And those times will be harder without a consummate professional, budget maestro and human cooling rod like Rosenfield in the mix. Both Elsbernd and Peskin, independently, referred to him as “the adult in the room.” Rosenfield’s calmness and maturity will be sorely missed in 2024.
“Not many people in this building have the kind of universal credibility, charm and nerdy know-how,” said Rudy Gonzalez, the secretary-treasurer of the city’s Building & Construction Trades Council. “Having been part of a few rounds of ballot and budget negotiations, I can say I will miss his technical expertise and, above all else, his commitment to the city of San Francisco — no matter the audience, be they a business, a mayor or a union worker.”
“I have many reasons to lose sleep these nights,” Gonzalez continued. “This just added another.”
The fiscal reserves San Francisco is steadily burning through are there, in part, because Rosenfield pushed to sock this money away. By the end of the present budget’s term, the city will have liquidated some 43 percent of its pre-pandemic reserves. And, in spite of Rosenfield’s warnings, we have not used the time that money has bought to make structural changes to match San Francisco’s new fiscal reality.
“When times are bad, there is a rush for money. When times are good, there is a rush for money,” said former controller Ed Harrington, a close Rosenfield ally. “There’s always a rush. There is always a desire to spend more than there is to spend.” A controller’s most basic function, Harrington says, “is just making sure that people are doing things as responsibly as possible.”
That’s a hard job, and one that doesn’t end when the sun goes down. And, come February, it’ll be someone else’s job.
Rosenfield, the father of 13- and 16-year-old girls, emphasizes that he “isn’t going anywhere.” He wants to “downshift” for a little while, and then move into something “in public service, and for the public good. That’s as far as I’ve gotten.”

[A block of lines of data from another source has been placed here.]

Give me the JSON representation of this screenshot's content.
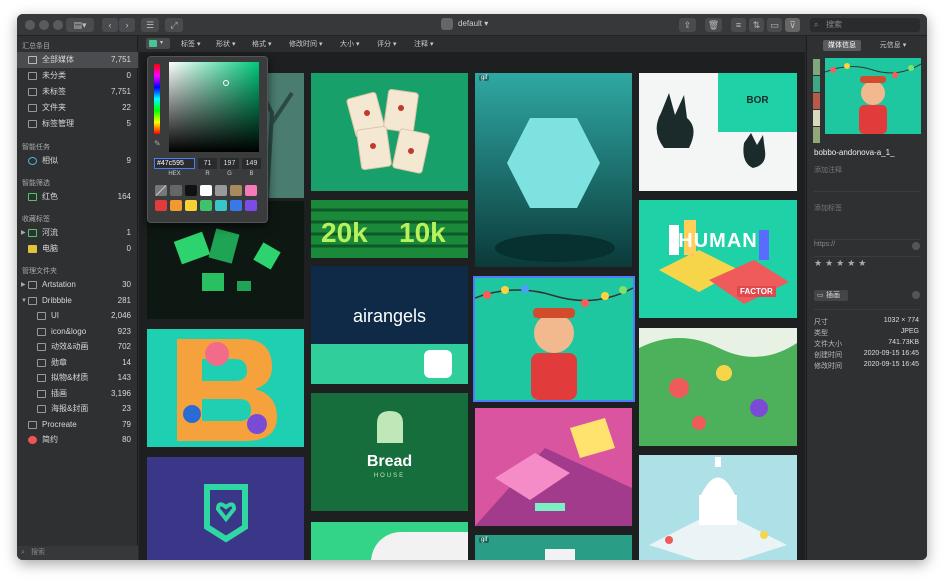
{
  "toolbar": {
    "library_name": "default",
    "search_placeholder": "搜索"
  },
  "filters": [
    "标签",
    "形状",
    "格式",
    "修改时间",
    "大小",
    "评分",
    "注释"
  ],
  "sidebar": {
    "section_library": "汇总条目",
    "library_items": [
      {
        "label": "全部媒体",
        "count": "7,751"
      },
      {
        "label": "未分类",
        "count": "0"
      },
      {
        "label": "未标签",
        "count": "7,751"
      },
      {
        "label": "文件夹",
        "count": "22"
      },
      {
        "label": "标签管理",
        "count": "5"
      }
    ],
    "section_smart": "智能任务",
    "smart_items": [
      {
        "label": "相似",
        "count": "9"
      }
    ],
    "section_filter": "智能筛选",
    "filter_items": [
      {
        "label": "红色",
        "count": "164"
      }
    ],
    "section_tags": "收藏标签",
    "tag_items": [
      {
        "label": "河流",
        "count": "1"
      },
      {
        "label": "电脑",
        "count": "0"
      }
    ],
    "section_folders": "管理文件夹",
    "folder_items": [
      {
        "label": "Artstation",
        "count": "30"
      },
      {
        "label": "Dribbble",
        "count": "281"
      },
      {
        "label": "UI",
        "count": "2,046"
      },
      {
        "label": "icon&logo",
        "count": "923"
      },
      {
        "label": "动效&动画",
        "count": "702"
      },
      {
        "label": "勋章",
        "count": "14"
      },
      {
        "label": "拟物&材质",
        "count": "143"
      },
      {
        "label": "插画",
        "count": "3,196"
      },
      {
        "label": "海报&封面",
        "count": "23"
      },
      {
        "label": "Procreate",
        "count": "79"
      },
      {
        "label": "简约",
        "count": "80"
      }
    ],
    "footer_search": "搜索"
  },
  "color_picker": {
    "hex": "#47c595",
    "r": "71",
    "g": "197",
    "b": "149",
    "hex_label": "HEX",
    "r_label": "R",
    "g_label": "G",
    "b_label": "B"
  },
  "tiles": {
    "airangels": "airangels",
    "bread": "Bread",
    "bread_sub": "HOUSE",
    "gif1": "gif",
    "gif2": "gif",
    "bor": "BOR",
    "human": "HUMAN",
    "factor": "FACTOR"
  },
  "inspector": {
    "tab_media": "媒体信息",
    "tab_meta": "元信息",
    "filename": "bobbo-andonova-a_1_",
    "note_placeholder": "添加注释",
    "tag_placeholder": "添加标签",
    "url_placeholder": "https://",
    "folder_chip": "插画",
    "meta": [
      {
        "k": "尺寸",
        "v": "1032 × 774"
      },
      {
        "k": "类型",
        "v": "JPEG"
      },
      {
        "k": "文件大小",
        "v": "741.73KB"
      },
      {
        "k": "创建时间",
        "v": "2020-09-15 16:45"
      },
      {
        "k": "修改时间",
        "v": "2020-09-15 16:45"
      }
    ],
    "rating": 0
  },
  "colors": {
    "accent": "#47c595",
    "selection": "#4f7cff"
  }
}
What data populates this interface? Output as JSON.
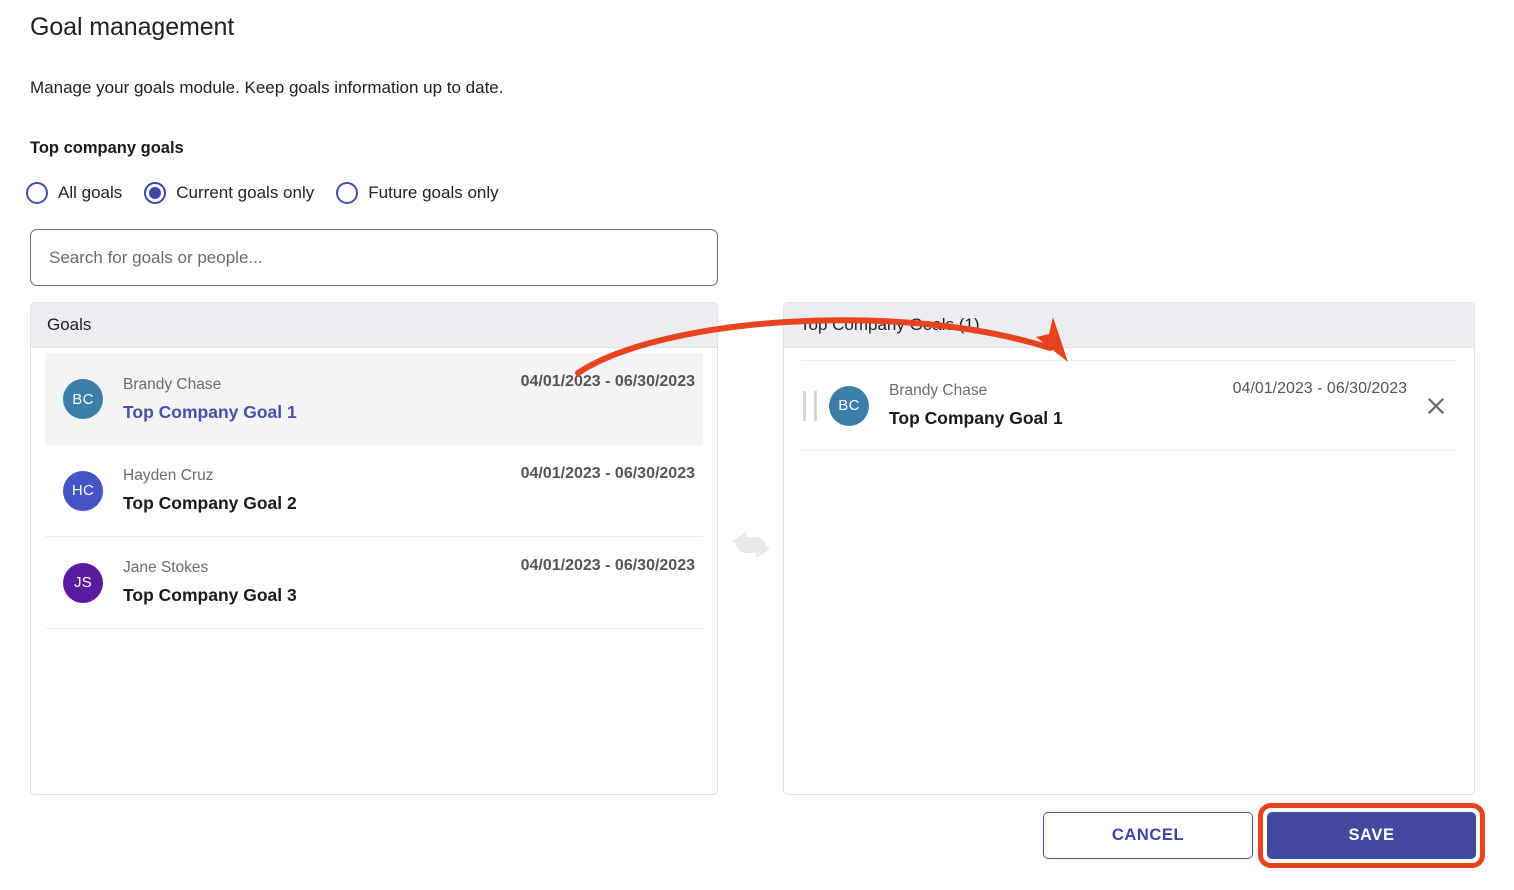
{
  "header": {
    "title": "Goal management",
    "subtitle": "Manage your goals module. Keep goals information up to date.",
    "section_label": "Top company goals"
  },
  "filters": {
    "options": [
      {
        "label": "All goals",
        "checked": false
      },
      {
        "label": "Current goals only",
        "checked": true
      },
      {
        "label": "Future goals only",
        "checked": false
      }
    ]
  },
  "search": {
    "placeholder": "Search for goals or people...",
    "value": ""
  },
  "left_panel": {
    "header": "Goals",
    "rows": [
      {
        "initials": "BC",
        "avatar_color": "#3d7ea8",
        "owner": "Brandy Chase",
        "goal": "Top Company Goal 1",
        "dates": "04/01/2023 - 06/30/2023",
        "selected": true
      },
      {
        "initials": "HC",
        "avatar_color": "#4453c8",
        "owner": "Hayden Cruz",
        "goal": "Top Company Goal 2",
        "dates": "04/01/2023 - 06/30/2023",
        "selected": false
      },
      {
        "initials": "JS",
        "avatar_color": "#5b1b9e",
        "owner": "Jane Stokes",
        "goal": "Top Company Goal 3",
        "dates": "04/01/2023 - 06/30/2023",
        "selected": false
      }
    ]
  },
  "right_panel": {
    "header": "Top Company Goals (1)",
    "rows": [
      {
        "initials": "BC",
        "avatar_color": "#3d7ea8",
        "owner": "Brandy Chase",
        "goal": "Top Company Goal 1",
        "dates": "04/01/2023 - 06/30/2023",
        "remove_icon": "close-icon"
      }
    ]
  },
  "middle": {
    "icon": "swap-arrows-icon"
  },
  "footer": {
    "cancel_label": "CANCEL",
    "save_label": "SAVE"
  },
  "annotations": {
    "arrow_color": "#e8431f",
    "highlight_color": "#e8431f",
    "arrow_note": "curved arrow from selected goal row to top company goals list",
    "highlight_target": "save-button"
  },
  "colors": {
    "accent_blue": "#4550ab",
    "primary_button": "#414a9e",
    "panel_header_bg": "#ededf1",
    "selected_row_bg": "#f4f4f4",
    "annotation_red": "#e8431f"
  }
}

After 27 years in City Hall, he’s excited to leave the building. San Francisco will always have its problems. But Ben Rosenfield can’t always be the caretaker.